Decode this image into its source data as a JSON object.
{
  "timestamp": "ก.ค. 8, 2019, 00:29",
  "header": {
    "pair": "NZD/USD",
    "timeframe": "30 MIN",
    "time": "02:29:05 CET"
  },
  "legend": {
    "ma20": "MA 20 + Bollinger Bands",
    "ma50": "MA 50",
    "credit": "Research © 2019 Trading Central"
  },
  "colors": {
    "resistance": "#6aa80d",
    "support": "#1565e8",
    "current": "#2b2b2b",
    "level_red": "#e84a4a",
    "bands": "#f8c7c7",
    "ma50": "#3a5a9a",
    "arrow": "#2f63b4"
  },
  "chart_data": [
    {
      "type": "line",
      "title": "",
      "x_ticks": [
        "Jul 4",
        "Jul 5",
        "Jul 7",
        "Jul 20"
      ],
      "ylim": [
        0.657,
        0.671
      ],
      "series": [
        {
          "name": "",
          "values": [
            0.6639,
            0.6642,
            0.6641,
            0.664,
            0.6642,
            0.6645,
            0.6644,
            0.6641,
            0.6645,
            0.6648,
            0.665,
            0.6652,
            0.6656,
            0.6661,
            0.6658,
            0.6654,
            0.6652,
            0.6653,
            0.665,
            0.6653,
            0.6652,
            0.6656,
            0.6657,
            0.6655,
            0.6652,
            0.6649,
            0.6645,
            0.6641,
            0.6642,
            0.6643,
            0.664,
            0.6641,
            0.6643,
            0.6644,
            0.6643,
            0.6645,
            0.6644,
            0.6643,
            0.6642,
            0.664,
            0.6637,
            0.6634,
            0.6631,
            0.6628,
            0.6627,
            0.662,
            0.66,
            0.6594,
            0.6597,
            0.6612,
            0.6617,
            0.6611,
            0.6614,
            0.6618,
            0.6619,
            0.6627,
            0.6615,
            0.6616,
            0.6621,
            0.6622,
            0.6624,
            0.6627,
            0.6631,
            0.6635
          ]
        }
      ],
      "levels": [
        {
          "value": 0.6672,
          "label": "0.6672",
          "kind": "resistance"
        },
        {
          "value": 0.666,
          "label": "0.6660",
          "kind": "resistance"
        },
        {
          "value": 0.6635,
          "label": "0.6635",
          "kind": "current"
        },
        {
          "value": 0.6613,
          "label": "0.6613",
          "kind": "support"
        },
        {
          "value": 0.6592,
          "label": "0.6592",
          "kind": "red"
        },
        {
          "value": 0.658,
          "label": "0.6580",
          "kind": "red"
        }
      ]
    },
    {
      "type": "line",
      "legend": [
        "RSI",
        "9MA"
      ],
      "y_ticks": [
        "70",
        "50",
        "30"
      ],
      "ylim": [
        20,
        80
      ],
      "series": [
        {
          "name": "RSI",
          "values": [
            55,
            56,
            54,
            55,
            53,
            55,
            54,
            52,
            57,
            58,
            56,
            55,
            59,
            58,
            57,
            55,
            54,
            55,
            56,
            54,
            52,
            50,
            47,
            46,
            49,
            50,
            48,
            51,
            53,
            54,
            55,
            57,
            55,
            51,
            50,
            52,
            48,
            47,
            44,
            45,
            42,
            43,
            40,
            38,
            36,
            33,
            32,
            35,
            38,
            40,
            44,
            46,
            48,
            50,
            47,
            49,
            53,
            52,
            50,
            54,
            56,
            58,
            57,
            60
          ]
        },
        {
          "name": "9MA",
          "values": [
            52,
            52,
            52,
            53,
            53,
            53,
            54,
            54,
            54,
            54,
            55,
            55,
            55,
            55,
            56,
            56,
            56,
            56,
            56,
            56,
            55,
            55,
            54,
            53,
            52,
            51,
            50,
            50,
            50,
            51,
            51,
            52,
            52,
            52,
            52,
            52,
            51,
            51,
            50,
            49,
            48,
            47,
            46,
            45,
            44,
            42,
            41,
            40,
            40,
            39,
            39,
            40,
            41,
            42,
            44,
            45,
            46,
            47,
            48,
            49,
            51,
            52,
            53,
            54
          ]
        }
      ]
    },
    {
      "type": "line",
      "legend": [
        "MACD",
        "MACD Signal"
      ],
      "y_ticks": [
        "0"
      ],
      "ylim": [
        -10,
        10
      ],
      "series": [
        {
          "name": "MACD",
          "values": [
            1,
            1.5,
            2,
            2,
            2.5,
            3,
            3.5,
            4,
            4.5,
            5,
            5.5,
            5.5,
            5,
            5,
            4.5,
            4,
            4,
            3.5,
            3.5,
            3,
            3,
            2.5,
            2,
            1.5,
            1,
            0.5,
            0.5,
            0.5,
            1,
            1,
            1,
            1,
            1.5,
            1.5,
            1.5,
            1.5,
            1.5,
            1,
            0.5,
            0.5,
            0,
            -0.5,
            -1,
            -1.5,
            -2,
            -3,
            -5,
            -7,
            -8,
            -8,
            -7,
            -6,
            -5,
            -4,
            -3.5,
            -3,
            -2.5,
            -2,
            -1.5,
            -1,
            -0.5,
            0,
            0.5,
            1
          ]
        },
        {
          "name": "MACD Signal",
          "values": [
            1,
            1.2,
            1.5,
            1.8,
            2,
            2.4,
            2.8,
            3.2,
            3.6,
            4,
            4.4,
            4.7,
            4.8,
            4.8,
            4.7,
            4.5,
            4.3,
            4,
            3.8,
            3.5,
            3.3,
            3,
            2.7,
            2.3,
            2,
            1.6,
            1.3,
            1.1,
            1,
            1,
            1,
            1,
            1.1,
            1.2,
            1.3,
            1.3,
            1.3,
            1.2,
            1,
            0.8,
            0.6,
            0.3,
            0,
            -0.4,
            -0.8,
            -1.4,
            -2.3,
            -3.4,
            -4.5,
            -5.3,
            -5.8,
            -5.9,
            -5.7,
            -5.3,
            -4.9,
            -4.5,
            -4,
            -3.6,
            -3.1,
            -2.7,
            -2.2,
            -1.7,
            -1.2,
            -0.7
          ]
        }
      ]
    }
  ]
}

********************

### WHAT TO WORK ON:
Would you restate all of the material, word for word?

### TASK RESPONSE:
Decode this image into its source data as a JSON object.
{
  "timestamp": "ก.ค. 8, 2019, 00:29",
  "header": {
    "pair": "NZD/USD",
    "timeframe": "30 MIN",
    "time": "02:29:05 CET"
  },
  "legend": {
    "ma20": "MA 20 + Bollinger Bands",
    "ma50": "MA 50",
    "credit": "Research © 2019 Trading Central"
  },
  "colors": {
    "resistance": "#6aa80d",
    "support": "#1565e8",
    "current": "#2b2b2b",
    "level_red": "#e84a4a",
    "bands": "#f8c7c7",
    "ma50": "#3a5a9a",
    "arrow": "#2f63b4"
  },
  "chart_data": [
    {
      "type": "line",
      "title": "",
      "x_ticks": [
        "Jul 4",
        "Jul 5",
        "Jul 7",
        "Jul 20"
      ],
      "ylim": [
        0.657,
        0.671
      ],
      "series": [
        {
          "name": "",
          "values": [
            0.6639,
            0.6642,
            0.6641,
            0.664,
            0.6642,
            0.6645,
            0.6644,
            0.6641,
            0.6645,
            0.6648,
            0.665,
            0.6652,
            0.6656,
            0.6661,
            0.6658,
            0.6654,
            0.6652,
            0.6653,
            0.665,
            0.6653,
            0.6652,
            0.6656,
            0.6657,
            0.6655,
            0.6652,
            0.6649,
            0.6645,
            0.6641,
            0.6642,
            0.6643,
            0.664,
            0.6641,
            0.6643,
            0.6644,
            0.6643,
            0.6645,
            0.6644,
            0.6643,
            0.6642,
            0.664,
            0.6637,
            0.6634,
            0.6631,
            0.6628,
            0.6627,
            0.662,
            0.66,
            0.6594,
            0.6597,
            0.6612,
            0.6617,
            0.6611,
            0.6614,
            0.6618,
            0.6619,
            0.6627,
            0.6615,
            0.6616,
            0.6621,
            0.6622,
            0.6624,
            0.6627,
            0.6631,
            0.6635
          ]
        }
      ],
      "levels": [
        {
          "value": 0.6672,
          "label": "0.6672",
          "kind": "resistance"
        },
        {
          "value": 0.666,
          "label": "0.6660",
          "kind": "resistance"
        },
        {
          "value": 0.6635,
          "label": "0.6635",
          "kind": "current"
        },
        {
          "value": 0.6613,
          "label": "0.6613",
          "kind": "support"
        },
        {
          "value": 0.6592,
          "label": "0.6592",
          "kind": "red"
        },
        {
          "value": 0.658,
          "label": "0.6580",
          "kind": "red"
        }
      ]
    },
    {
      "type": "line",
      "legend": [
        "RSI",
        "9MA"
      ],
      "y_ticks": [
        "70",
        "50",
        "30"
      ],
      "ylim": [
        20,
        80
      ],
      "series": [
        {
          "name": "RSI",
          "values": [
            55,
            56,
            54,
            55,
            53,
            55,
            54,
            52,
            57,
            58,
            56,
            55,
            59,
            58,
            57,
            55,
            54,
            55,
            56,
            54,
            52,
            50,
            47,
            46,
            49,
            50,
            48,
            51,
            53,
            54,
            55,
            57,
            55,
            51,
            50,
            52,
            48,
            47,
            44,
            45,
            42,
            43,
            40,
            38,
            36,
            33,
            32,
            35,
            38,
            40,
            44,
            46,
            48,
            50,
            47,
            49,
            53,
            52,
            50,
            54,
            56,
            58,
            57,
            60
          ]
        },
        {
          "name": "9MA",
          "values": [
            52,
            52,
            52,
            53,
            53,
            53,
            54,
            54,
            54,
            54,
            55,
            55,
            55,
            55,
            56,
            56,
            56,
            56,
            56,
            56,
            55,
            55,
            54,
            53,
            52,
            51,
            50,
            50,
            50,
            51,
            51,
            52,
            52,
            52,
            52,
            52,
            51,
            51,
            50,
            49,
            48,
            47,
            46,
            45,
            44,
            42,
            41,
            40,
            40,
            39,
            39,
            40,
            41,
            42,
            44,
            45,
            46,
            47,
            48,
            49,
            51,
            52,
            53,
            54
          ]
        }
      ]
    },
    {
      "type": "line",
      "legend": [
        "MACD",
        "MACD Signal"
      ],
      "y_ticks": [
        "0"
      ],
      "ylim": [
        -10,
        10
      ],
      "series": [
        {
          "name": "MACD",
          "values": [
            1,
            1.5,
            2,
            2,
            2.5,
            3,
            3.5,
            4,
            4.5,
            5,
            5.5,
            5.5,
            5,
            5,
            4.5,
            4,
            4,
            3.5,
            3.5,
            3,
            3,
            2.5,
            2,
            1.5,
            1,
            0.5,
            0.5,
            0.5,
            1,
            1,
            1,
            1,
            1.5,
            1.5,
            1.5,
            1.5,
            1.5,
            1,
            0.5,
            0.5,
            0,
            -0.5,
            -1,
            -1.5,
            -2,
            -3,
            -5,
            -7,
            -8,
            -8,
            -7,
            -6,
            -5,
            -4,
            -3.5,
            -3,
            -2.5,
            -2,
            -1.5,
            -1,
            -0.5,
            0,
            0.5,
            1
          ]
        },
        {
          "name": "MACD Signal",
          "values": [
            1,
            1.2,
            1.5,
            1.8,
            2,
            2.4,
            2.8,
            3.2,
            3.6,
            4,
            4.4,
            4.7,
            4.8,
            4.8,
            4.7,
            4.5,
            4.3,
            4,
            3.8,
            3.5,
            3.3,
            3,
            2.7,
            2.3,
            2,
            1.6,
            1.3,
            1.1,
            1,
            1,
            1,
            1,
            1.1,
            1.2,
            1.3,
            1.3,
            1.3,
            1.2,
            1,
            0.8,
            0.6,
            0.3,
            0,
            -0.4,
            -0.8,
            -1.4,
            -2.3,
            -3.4,
            -4.5,
            -5.3,
            -5.8,
            -5.9,
            -5.7,
            -5.3,
            -4.9,
            -4.5,
            -4,
            -3.6,
            -3.1,
            -2.7,
            -2.2,
            -1.7,
            -1.2,
            -0.7
          ]
        }
      ]
    }
  ]
}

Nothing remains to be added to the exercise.